Some Americans Would Rather Die Than Be Poor in Retirement
By Krystal Steinmetz
One in 5 middle-class Americans say they would rather die early than run out of money during retirement.
That was the finding of a new retirement survey by Wells Fargo (WFC). What makes that statistic even more alarming (and disheartening) is that 34 percent of middle-class Americans are currently contributing nothing -- not one dollar -- to a retirement plan, the survey also found.
While two-thirds (68 percent) of those surveyed said saving for retirement is more difficult than expected, just 38 percent said they're sacrificing now so they can tuck money away for their golden years. Joe Ready, director of Institutional Retirement and Trust at Wells Fargo, said:
Middle-class Americans have socked away a median of $20,000 for retirement, according to the survey. But they expect they'll need about $250,000.
Saving for retirement isn't easy. It requires sacrifice, and it's not something people can push off and hope to achieve later in life. If people in their 20s, 30s or 40s aren't saving today, they are losing the benefit of time compounding the value of their money. That growth can't be made up later.

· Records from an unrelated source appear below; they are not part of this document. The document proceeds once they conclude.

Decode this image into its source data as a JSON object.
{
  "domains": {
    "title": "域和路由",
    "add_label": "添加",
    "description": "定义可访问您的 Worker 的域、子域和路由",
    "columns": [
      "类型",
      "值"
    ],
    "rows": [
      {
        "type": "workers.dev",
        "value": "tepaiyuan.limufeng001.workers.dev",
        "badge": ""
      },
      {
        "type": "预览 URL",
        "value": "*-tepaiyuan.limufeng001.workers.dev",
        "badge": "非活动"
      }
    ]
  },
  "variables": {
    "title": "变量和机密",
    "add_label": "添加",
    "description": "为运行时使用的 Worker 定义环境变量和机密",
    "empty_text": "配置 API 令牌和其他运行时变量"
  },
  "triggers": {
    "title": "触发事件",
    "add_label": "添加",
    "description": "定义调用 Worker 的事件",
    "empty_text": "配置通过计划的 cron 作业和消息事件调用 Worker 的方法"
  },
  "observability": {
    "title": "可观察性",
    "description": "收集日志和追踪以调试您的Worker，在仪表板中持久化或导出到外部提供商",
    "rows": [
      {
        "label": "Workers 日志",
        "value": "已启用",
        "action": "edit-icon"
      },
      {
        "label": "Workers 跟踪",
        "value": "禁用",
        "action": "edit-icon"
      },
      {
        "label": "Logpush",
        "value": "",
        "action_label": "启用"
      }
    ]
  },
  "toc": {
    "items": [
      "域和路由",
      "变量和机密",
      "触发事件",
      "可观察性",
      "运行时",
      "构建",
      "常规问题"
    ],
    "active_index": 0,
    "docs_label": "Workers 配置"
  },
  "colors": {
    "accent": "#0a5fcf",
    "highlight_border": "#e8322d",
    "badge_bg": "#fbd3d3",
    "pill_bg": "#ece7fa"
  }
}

According to The Huffington Post:
More than half of survey respondents said they'd give up discretionary purchases, such as spa days, jewelry and dining out, so they could save more for retirement.
[T]he survey also reveals that Americans are deeply aware their personal retirement savings are inadequate, especially as they get older. Forty-eight percent of respondents in their 50s said they won't have enough to live on if they stop working. Would-be retirees with inadequate savings are left with the choice of working longer or accepting the much lower standard of living that comes with relying only on the government safety net to survive.

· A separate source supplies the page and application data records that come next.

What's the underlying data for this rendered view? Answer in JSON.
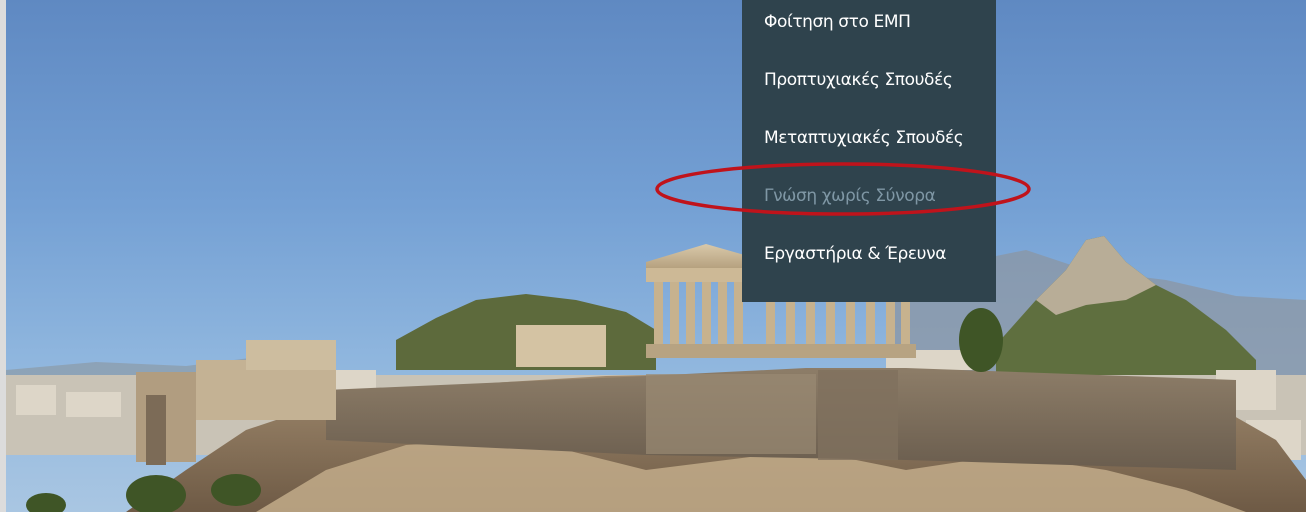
{
  "dropdown": {
    "items": [
      {
        "label": "Φοίτηση στο ΕΜΠ",
        "active": false
      },
      {
        "label": "Προπτυχιακές Σπουδές",
        "active": false
      },
      {
        "label": "Μεταπτυχιακές Σπουδές",
        "active": false
      },
      {
        "label": "Γνώση χωρίς Σύνορα",
        "active": true
      },
      {
        "label": "Εργαστήρια & Έρευνα",
        "active": false
      }
    ]
  },
  "colors": {
    "menu_background": "#2f434d",
    "menu_text": "#ffffff",
    "menu_text_active": "#7f97a5",
    "highlight_ring": "#c0131b",
    "sky": "#74a0d4"
  },
  "hero": {
    "image_subject": "acropolis-photo"
  }
}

But, as HuffPost noted, most Americans aren't spending their money on frivolous items and services. Instead, 65 percent of most Americans' spending is gobbled up by health care, housing, food and transportation. And incomes haven't been going up.
From our Solutions Center: Click here to effortlessly track your expenses, free
"In other words, Americans' inability to save for retirement is all about high fixed costs and stagnant wages, not indulgence and a lack of willpower," HuffPost said.
The survey focused on Americans between the ages of 25 and 75 with a median household income of $63,000.
How are you saving for retirement? Share your comments below or on our Facebook page.
And also check out the video above by Stacy Johnson about how to ensure you'll have enough money when you retire.
Like this article? Sign up for our newsletter and we'll send you a regular digest of our newest stories, full of money saving tips and advice, free. We'll also email you a PDF of Stacy Johnson's "205 Ways to Save Money" as soon as you've subscribed. It's full of great tips that'll help you save a ton of extra cash.